== Problem description ==
What lines of the material below hold the string "icon"? Copy them out.

======

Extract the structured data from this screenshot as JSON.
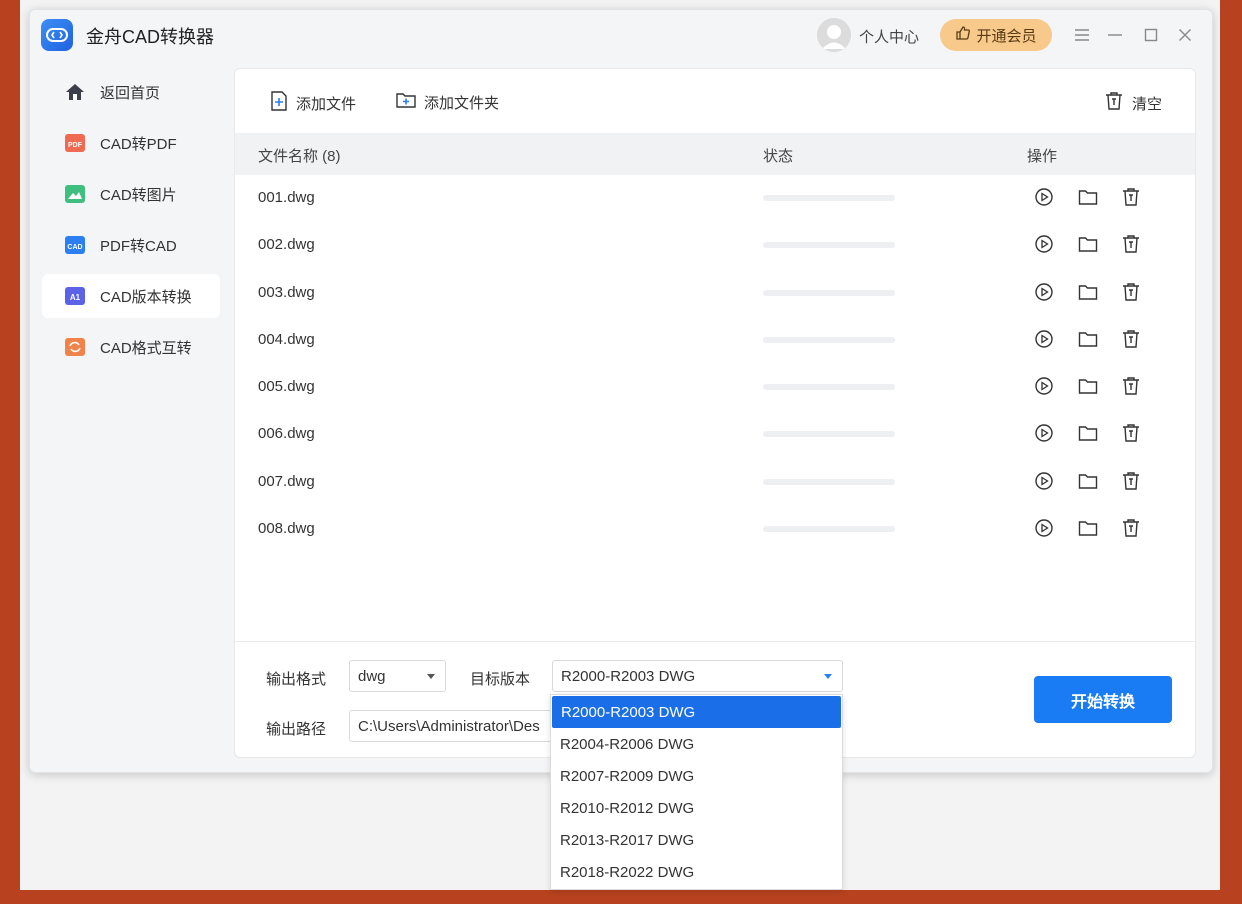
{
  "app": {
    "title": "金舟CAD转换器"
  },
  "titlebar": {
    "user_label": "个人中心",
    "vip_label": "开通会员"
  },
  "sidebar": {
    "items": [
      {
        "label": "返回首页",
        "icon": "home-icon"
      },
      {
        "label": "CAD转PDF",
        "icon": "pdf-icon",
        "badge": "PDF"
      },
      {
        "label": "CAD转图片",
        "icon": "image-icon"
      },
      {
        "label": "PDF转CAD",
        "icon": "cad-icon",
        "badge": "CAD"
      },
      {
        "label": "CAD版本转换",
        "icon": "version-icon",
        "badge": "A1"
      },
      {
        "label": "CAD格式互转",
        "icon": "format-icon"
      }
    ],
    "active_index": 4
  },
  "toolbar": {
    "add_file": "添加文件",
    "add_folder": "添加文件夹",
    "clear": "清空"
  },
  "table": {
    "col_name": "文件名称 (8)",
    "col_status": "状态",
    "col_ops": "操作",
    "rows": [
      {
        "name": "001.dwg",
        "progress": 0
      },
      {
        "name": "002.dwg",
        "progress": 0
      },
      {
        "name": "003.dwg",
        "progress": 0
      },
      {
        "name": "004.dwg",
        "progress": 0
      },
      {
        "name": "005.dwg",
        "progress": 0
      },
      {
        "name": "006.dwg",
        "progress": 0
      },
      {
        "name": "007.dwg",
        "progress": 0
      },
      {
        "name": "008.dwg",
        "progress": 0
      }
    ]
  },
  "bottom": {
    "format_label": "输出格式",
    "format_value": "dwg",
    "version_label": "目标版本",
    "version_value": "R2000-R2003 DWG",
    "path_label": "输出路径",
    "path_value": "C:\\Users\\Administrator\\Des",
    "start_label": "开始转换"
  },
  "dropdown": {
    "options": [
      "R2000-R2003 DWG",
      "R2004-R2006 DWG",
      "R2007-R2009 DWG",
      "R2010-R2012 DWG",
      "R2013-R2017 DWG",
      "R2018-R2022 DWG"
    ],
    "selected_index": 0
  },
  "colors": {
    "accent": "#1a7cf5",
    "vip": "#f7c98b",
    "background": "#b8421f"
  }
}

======

== Task output ==
        "icon": "home-icon"
        "icon": "pdf-icon",
        "icon": "image-icon"
        "icon": "cad-icon",
        "icon": "version-icon",
        "icon": "format-icon"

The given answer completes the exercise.